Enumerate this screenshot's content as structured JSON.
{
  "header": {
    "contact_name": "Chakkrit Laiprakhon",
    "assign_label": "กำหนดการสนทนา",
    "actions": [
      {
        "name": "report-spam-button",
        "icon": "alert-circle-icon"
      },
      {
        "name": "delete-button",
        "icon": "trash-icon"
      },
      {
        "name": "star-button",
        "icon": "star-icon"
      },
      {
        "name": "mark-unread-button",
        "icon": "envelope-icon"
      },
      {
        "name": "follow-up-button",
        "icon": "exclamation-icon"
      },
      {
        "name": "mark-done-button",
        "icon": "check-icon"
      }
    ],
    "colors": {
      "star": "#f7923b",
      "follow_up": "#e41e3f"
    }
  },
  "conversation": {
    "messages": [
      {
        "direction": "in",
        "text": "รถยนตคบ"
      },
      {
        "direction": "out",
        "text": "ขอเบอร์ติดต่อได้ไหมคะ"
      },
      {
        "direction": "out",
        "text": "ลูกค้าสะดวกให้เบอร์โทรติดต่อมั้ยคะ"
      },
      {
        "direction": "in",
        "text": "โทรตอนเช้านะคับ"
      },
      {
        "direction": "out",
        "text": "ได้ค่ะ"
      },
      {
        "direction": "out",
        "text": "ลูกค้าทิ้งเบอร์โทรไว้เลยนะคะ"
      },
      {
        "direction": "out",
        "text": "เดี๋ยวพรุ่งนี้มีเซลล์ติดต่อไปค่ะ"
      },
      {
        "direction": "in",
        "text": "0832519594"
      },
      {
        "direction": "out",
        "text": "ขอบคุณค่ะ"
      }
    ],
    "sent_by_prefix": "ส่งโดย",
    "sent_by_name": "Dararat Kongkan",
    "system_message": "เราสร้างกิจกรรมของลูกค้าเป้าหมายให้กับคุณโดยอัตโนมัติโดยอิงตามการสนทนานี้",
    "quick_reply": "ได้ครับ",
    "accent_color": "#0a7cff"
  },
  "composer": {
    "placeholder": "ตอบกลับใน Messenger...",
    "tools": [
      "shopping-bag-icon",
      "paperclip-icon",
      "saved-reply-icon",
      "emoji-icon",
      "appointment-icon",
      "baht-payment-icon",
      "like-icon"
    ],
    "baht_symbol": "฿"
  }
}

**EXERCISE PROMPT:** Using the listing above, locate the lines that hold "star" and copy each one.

**TASK OUTPUT:**
        "name": "star-button",
        "icon": "star-icon"
      "star": "#f7923b",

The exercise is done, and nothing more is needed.